An S corporation (S Corp) is special kind of corporation which operates like a corporation but is taxed on the individual shareholders' tax forms. Thus, an s-corporation is considered a pass-through taxing mechanism, and the shareholders are taxed for federal income tax purposes, but not the corporation itself. In all other ways, an s-corporation operates the same way as corporations.
Here are the taxes paid by an s-corporation:
Federal Income Taxes
An s corporation does not pay income taxes; the taxes owed by the s corporation are passed through to the shareholders based on their distributive share of ownership, and are reported on their individual Form 1040 for federal income taxes. For example, if the profits are $100,000 and there are four shareholders, each with a 1/4 share, each shareholder would pay taxes on $25,000 in profits.
- First, the corporation files a corporate tax return on Form 1120S.
- Then each shareholder's share of the profit or loss of the corporation is recorded on a Schedule K-1.
- The K-1 information for each shareholder is reported on Line 17 of the shareholder's Form 1040.
The owners of a corporation are shareholders and they receive dividends as a return on their investment. If any of the owners also are employees, they are not considered to be self-employed.
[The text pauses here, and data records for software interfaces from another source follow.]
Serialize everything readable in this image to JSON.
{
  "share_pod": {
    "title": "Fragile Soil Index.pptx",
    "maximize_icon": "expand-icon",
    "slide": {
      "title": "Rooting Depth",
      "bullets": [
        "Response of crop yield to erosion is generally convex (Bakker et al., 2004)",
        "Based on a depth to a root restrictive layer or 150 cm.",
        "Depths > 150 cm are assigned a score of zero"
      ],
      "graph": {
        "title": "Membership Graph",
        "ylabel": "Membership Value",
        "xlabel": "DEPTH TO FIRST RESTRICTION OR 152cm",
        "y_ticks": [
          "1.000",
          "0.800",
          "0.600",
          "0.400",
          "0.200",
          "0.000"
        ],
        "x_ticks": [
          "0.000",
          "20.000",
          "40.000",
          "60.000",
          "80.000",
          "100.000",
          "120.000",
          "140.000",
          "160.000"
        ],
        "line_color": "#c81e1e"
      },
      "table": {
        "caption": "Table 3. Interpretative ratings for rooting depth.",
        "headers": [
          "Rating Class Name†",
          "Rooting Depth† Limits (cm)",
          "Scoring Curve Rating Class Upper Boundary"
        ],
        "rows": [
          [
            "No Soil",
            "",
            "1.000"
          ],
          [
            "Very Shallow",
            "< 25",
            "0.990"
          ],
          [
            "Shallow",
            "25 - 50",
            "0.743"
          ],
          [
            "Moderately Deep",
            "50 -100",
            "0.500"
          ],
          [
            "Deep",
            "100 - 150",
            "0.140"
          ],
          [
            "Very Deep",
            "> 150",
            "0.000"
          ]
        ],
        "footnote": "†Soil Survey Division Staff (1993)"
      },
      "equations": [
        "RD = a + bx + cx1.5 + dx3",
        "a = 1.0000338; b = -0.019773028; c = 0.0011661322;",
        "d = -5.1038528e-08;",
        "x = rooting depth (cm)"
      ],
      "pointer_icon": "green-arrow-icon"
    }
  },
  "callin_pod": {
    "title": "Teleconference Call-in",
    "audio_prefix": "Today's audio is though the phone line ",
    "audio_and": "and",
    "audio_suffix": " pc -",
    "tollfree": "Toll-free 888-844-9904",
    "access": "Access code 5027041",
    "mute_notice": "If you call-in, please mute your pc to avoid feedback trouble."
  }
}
The owner/employees must have federal and state income taxes withheld from their pay and have FICA/Medicare deducted from their pay, in the same manner as other employees.
A corporation must pay employment taxes, including withholding and reporting federal and state income taxes, paying and reporting FICA (Social Security and Medicare) taxes, worker's compensation taxes, and unemployment taxes.
State Sales, Excise, and Franchise Taxes
Corporations are required to pay state sales taxes and excise taxes in the same manner as other business types. Check with your state department of revenue for more information on sales and excise taxes.
Some states levy franchise taxes on corporations each year. Check with your state department of revenue to see if your state requires these taxes.